Here are GreenProphet, we have been carefully following the Middle East’s slow but steady uptake of renewables technologies. Every solar project or wind farm in the region is a small step in the right direction- away from oil and fossil fuels and towards green energy. However, some commentators state that renewables should be used to support local energy needs so that more (profit-making) oil can be exported to other countries instead.
Sally Bakewell writing for Bloomberg explains that “oil-rich Gulf nations are seeking to diversify away from fossil fuel production and toward green-energy projects as they look to longer-term sustainable development of their economies. Higher international crude prices also encourage the countries to sell more of their oil abroad. Prices have risen 10 percent in 2012, after more than doubling in the previous three years.”

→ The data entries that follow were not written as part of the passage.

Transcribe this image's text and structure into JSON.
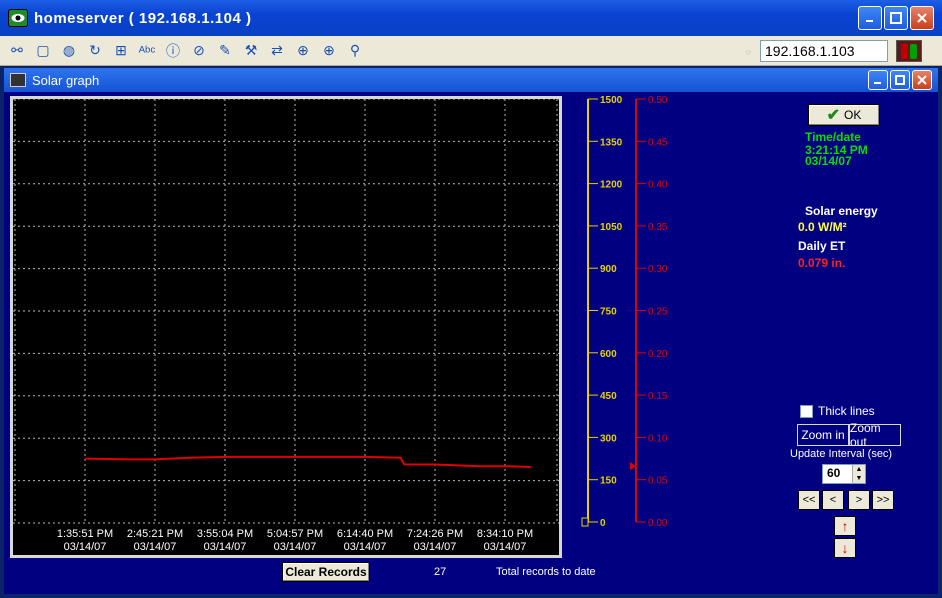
{
  "app": {
    "title": "homeserver ( 192.168.1.104 )",
    "ip_value": "192.168.1.103"
  },
  "toolbar": {
    "icons": [
      "network-icon",
      "window-icon",
      "globe-icon",
      "refresh-icon",
      "windows-icon",
      "spellcheck-icon",
      "info-icon",
      "globe-cancel-icon",
      "palette-icon",
      "tools-icon",
      "sync-icon",
      "target-icon",
      "target-edit-icon",
      "link-icon"
    ]
  },
  "window": {
    "title": "Solar graph"
  },
  "panel": {
    "ok_label": "OK",
    "time_label": "Time/date",
    "time_value": "3:21:14 PM",
    "date_value": "03/14/07",
    "solar_label": "Solar energy",
    "solar_value": "0.0 W/M²",
    "et_label": "Daily ET",
    "et_value": "0.079 in.",
    "thick_lines": "Thick lines",
    "zoom_in": "Zoom in",
    "zoom_out": "Zoom out",
    "update_label": "Update Interval (sec)",
    "update_value": "60",
    "nav": [
      "<<",
      "<",
      ">",
      ">>"
    ],
    "up_arrow": "↑",
    "down_arrow": "↓"
  },
  "footer": {
    "clear_label": "Clear Records",
    "record_count": "27",
    "record_label": "Total records to date"
  },
  "colors": {
    "solar_axis": "#e8d000",
    "et_axis": "#e00000",
    "grid": "#b8b8b8",
    "line": "#e00000"
  },
  "chart_data": {
    "type": "line",
    "x_tick_times": [
      "1:35:51 PM",
      "2:45:21 PM",
      "3:55:04 PM",
      "5:04:57 PM",
      "6:14:40 PM",
      "7:24:26 PM",
      "8:34:10 PM"
    ],
    "x_tick_dates": [
      "03/14/07",
      "03/14/07",
      "03/14/07",
      "03/14/07",
      "03/14/07",
      "03/14/07",
      "03/14/07"
    ],
    "y_left_ticks": [
      1500,
      1350,
      1200,
      1050,
      900,
      750,
      600,
      450,
      300,
      150,
      0
    ],
    "y_left_labels": [
      "1500",
      "1350",
      "1200",
      "1050",
      "900",
      "750",
      "600",
      "450",
      "300",
      "150",
      "0"
    ],
    "y_right_ticks": [
      0.5,
      0.45,
      0.4,
      0.35,
      0.3,
      0.25,
      0.2,
      0.15,
      0.1,
      0.05,
      0.0
    ],
    "y_right_labels": [
      "0.50",
      "0.45",
      "0.40",
      "0.35",
      "0.30",
      "0.25",
      "0.20",
      "0.15",
      "0.10",
      "0.05",
      "0.00"
    ],
    "ylim_left": [
      0,
      1500
    ],
    "ylim_right": [
      0,
      0.5
    ],
    "grid": true,
    "series": [
      {
        "axis": "right",
        "color": "#e00000",
        "x": [
          "1:35:51 PM",
          "2:20 PM",
          "2:45:21 PM",
          "3:20 PM",
          "3:55:04 PM",
          "5:04:57 PM",
          "6:14:40 PM",
          "6:50 PM",
          "6:54 PM",
          "7:24:26 PM",
          "8:10 PM",
          "8:34:10 PM",
          "9:00 PM"
        ],
        "values": [
          0.076,
          0.075,
          0.075,
          0.077,
          0.078,
          0.078,
          0.078,
          0.077,
          0.069,
          0.069,
          0.067,
          0.067,
          0.066
        ]
      }
    ]
  }
}
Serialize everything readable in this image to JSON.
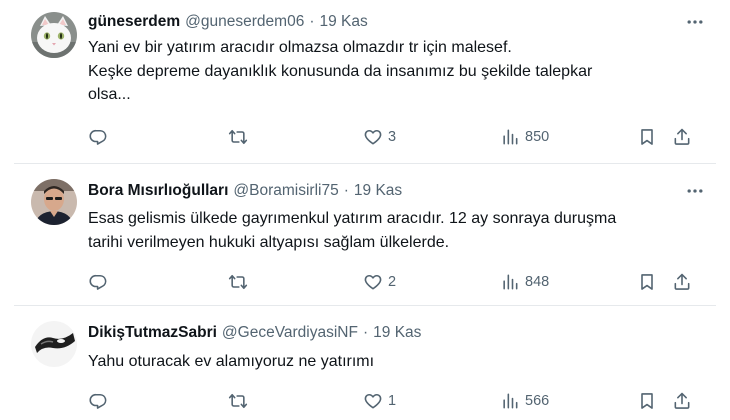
{
  "tweets": [
    {
      "name": "güneserdem",
      "handle": "@guneserdem06",
      "separator": "·",
      "date": "19 Kas",
      "text_lines": [
        "Yani ev bir yatırım aracıdır olmazsa olmazdır tr için malesef.",
        "Keşke depreme dayanıklık konusunda da insanımız bu şekilde talepkar",
        "olsa..."
      ],
      "replies": "",
      "retweets": "",
      "likes": "3",
      "views": "850"
    },
    {
      "name": "Bora Mısırlıoğulları",
      "handle": "@Boramisirli75",
      "separator": "·",
      "date": "19 Kas",
      "text_lines": [
        "Esas gelismis ülkede gayrımenkul yatırım aracıdır. 12 ay sonraya duruşma",
        "tarihi verilmeyen hukuki altyapısı sağlam ülkelerde."
      ],
      "replies": "",
      "retweets": "",
      "likes": "2",
      "views": "848"
    },
    {
      "name": "DikişTutmazSabri",
      "handle": "@GeceVardiyasiNF",
      "separator": "·",
      "date": "19 Kas",
      "text_lines": [
        "Yahu oturacak ev alamıyoruz ne yatırımı"
      ],
      "replies": "",
      "retweets": "",
      "likes": "1",
      "views": "566"
    }
  ],
  "icons": {
    "more": "more-horizontal-icon",
    "reply": "reply-icon",
    "retweet": "retweet-icon",
    "like": "heart-icon",
    "views": "analytics-icon",
    "bookmark": "bookmark-icon",
    "share": "share-icon"
  },
  "colors": {
    "text": "#0f1419",
    "secondary": "#536471",
    "divider": "#e6e9ec",
    "background": "#ffffff"
  }
}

Building a renewables industry allows more crude to be exported, Indraj Mangat, a partner at Eversheds LLP told Bloomberg. “There’s a realization that rather than burning it cheaper and at subsidized rates in their own region, they should probably sell” more of it abroad, he said.
The idea, I have to admit, is quite worrying. The Middle East is in a unique situation in that it has a ready supply of oil (for now) and also solar and wind energy potential. Diversifying is clearly a good idea to help ensure that future generations are not left in the lurch in terms of energy. However, the notion that they should just embrace renewables to make more money by exporting more oil rather than allowing locals to use it at a subsidized rate is troubling. It’s the ultimate Jevons Paradox.
Jevons’ Paradox is when energy efficiency measures actually lead to higher consumption of energy. The best example is that of someone who saves money through changing their light bulbs and switching to renewables but then uses that money to take a cheap flight for an impromptu holiday.
So rather than reducing their dependencies (as well as the world’s) on oil, it seems that the region is only going to stop exporting when it all runs out. And by then it may already be too late.
Image via GreenProphet/flickr.
For more on green energy in the Middle East see:
A Real Live Solar City Shines in Israel
Post-Revolution Egypt Wants New Wind Farms
You can also follow Susan Kraemer who is our green energy expert